Mutter in my experience is a brilliant violinist. Her set of Beethoven violin sonatas is remarkable and a live performance of the Brahms 1st Trio I heard her do in New York together with Lynn Harrell and Andre Previn a few years back was one of the most inspired live chamber music performances in my memory. She has been so promoted and “sponsored” by famous musicians like Herbert von Karajan that the hype almost seems to obscure her deep excellence and the fact that she is something of a risk-taker as a performer.
This Berg Concerto has to count as one of her big achievements. The sound world she conjures with James Levine and the Chicago Symphony is sultry and dark. This disc, as other reviewers have noted, is incredibly well-engineered. It’s a notable recording just from the sonic perspective. Beyond that, Mutter feels the music and imposes her vision on the orchestra to provide a unified and inspired performance of the opening movement pair.
Any criticism I would level at this release has to do with the compositions, never the performance or engineering. I think that first Andante-Allegro movement pair in the Berg is beautiful, with the tonal references and quotations of Bach and an Austrian folk song woven into the twelve-tone writing. The Concerto certainly marks one of the high points from the New Viennese School of which Berg was a member, but I have never found the second movement pair, titled Cadenza/Chorale Variations, as gripping as the first. Only half of the Concerto, for my taste, is truly exceptional.
Mutter has included a more recent work, “Time Chant”, a 1992 opus from the prolific German modernist Wolfgang Rihm. “Time Chant” emphasizes the lead melody presented by the violin soloist, with the orchestra providing an elaboration of this lead line in very much a subordinate role. So the work would depend on a strongly interesting lead melodic line. The first few minutes of “Time Chant” are quite taking but the work, stretching out to 25 minutes, wears out its welcome with Rihm’s melodic writing doesn’t succeed in supporting the weight he puts on it. Atonal music is very hard to write and realizing long consistently successful passages of it across nearly half an hour seems almost inhumanly difficult. This is for me illustrated by both the Berg concerto and Rihm’s “Time Chant”, which both have their on and off moments.

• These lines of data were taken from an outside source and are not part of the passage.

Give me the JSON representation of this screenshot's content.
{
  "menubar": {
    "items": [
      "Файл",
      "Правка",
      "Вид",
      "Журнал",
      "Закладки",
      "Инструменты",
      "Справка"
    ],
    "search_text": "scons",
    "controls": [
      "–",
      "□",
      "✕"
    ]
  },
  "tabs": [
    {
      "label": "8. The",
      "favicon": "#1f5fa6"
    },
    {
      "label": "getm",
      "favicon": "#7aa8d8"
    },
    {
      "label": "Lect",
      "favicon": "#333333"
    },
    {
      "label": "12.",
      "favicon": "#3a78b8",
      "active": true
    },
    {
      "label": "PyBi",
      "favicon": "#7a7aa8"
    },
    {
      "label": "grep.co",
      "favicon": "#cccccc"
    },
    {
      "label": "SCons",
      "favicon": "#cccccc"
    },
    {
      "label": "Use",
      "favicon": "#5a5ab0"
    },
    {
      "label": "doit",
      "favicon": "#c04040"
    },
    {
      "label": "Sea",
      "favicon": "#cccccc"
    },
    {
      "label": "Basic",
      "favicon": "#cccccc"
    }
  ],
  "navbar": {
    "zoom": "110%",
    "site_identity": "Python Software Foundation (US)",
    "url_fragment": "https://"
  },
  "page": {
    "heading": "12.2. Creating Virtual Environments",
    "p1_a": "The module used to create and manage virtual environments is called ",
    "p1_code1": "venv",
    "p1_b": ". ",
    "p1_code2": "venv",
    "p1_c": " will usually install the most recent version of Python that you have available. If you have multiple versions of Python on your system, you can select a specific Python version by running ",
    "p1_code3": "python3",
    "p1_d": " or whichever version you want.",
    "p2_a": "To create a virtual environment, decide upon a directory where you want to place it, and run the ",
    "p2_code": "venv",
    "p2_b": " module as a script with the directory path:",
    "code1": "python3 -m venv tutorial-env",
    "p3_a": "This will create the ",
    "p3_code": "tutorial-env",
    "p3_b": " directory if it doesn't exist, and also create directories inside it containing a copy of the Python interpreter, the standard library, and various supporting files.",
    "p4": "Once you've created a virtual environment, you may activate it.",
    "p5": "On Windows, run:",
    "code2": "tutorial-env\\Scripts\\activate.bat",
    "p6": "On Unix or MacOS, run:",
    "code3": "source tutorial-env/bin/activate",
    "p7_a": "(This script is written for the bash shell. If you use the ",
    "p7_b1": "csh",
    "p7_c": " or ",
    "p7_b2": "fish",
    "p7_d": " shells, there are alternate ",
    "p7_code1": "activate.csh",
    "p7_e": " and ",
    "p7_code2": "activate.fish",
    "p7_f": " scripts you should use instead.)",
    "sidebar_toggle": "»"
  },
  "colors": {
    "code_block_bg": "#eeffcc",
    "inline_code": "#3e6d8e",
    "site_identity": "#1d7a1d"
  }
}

The quality of the performance from Mutter and the CSO makes this a clear-cut 5-star release. If I have some reservations about some of the music being played – just some of it – it’s overridden by other sections of utter beauty.